Although Henderson's music was loved by the masses, his band began to fold with the 1929 stock market crash. The loss of financial stability resulted in the selling of many arrangements from his songbooks to the later-to-be-acclaimed "King of Swing" Benny Goodman.
In 1934, Goodman's Orchestra was selected as a house band for the "Let's Dance" radio program. Since he needed new charts every week for the show, his friend John Hammond suggested that he purchase some Jazz charts from Henderson. Many of Goodman's hits from the swing era were arranged by Henderson for his own band in the late 20s and early 30s.
In 1939 Henderson disbanded his own band and joined Goodman's, first as both pianist and arranger and then working full-time as the staff arranger. He reformed bands of his own several times in the 1940s, toured with Ethel Waters again in 1948 - 1949. Henderson suffered a stroke in 1950 resulting in partial paralysis that ended his days as a pianist. He died in New York City in 1952.
Henderson, along with Don Redman, established the formula for Swing music. The two concocted the recipe every swing band played from (i.e. sections 'talking' to one another, 'hot' swing). Swing, its popularity spanning over a decade, was the most fashionable form of Jazz ever in the U.S.
Henderson was also responsible for bringing Louis Armstrong from Chicago to New York, thus flipping the focal point of jazz in the history of the U.S.
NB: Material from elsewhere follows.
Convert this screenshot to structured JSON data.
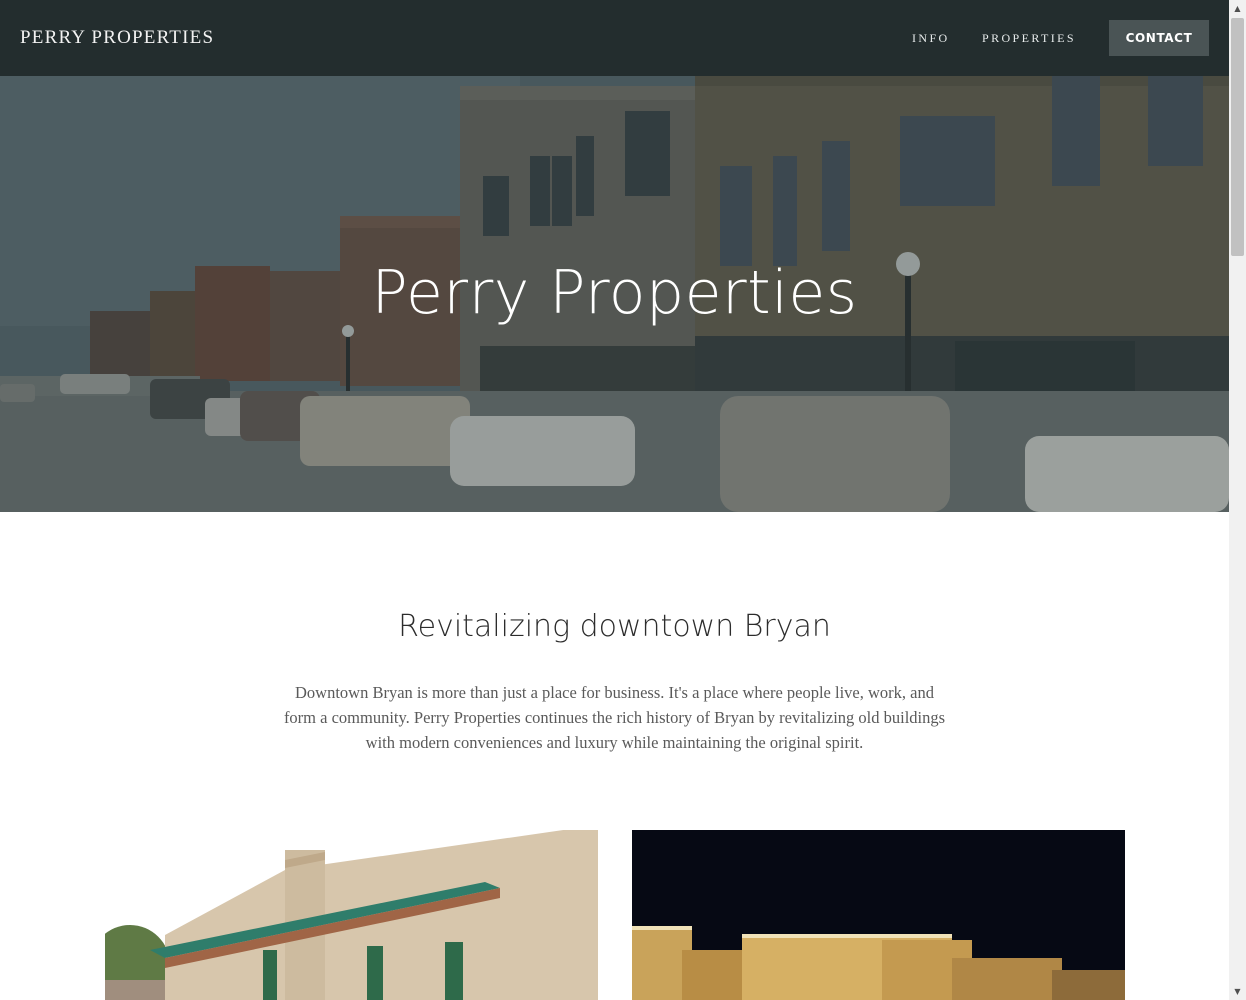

A museum is being established in his memory in Atlanta, Georgia.
he was cool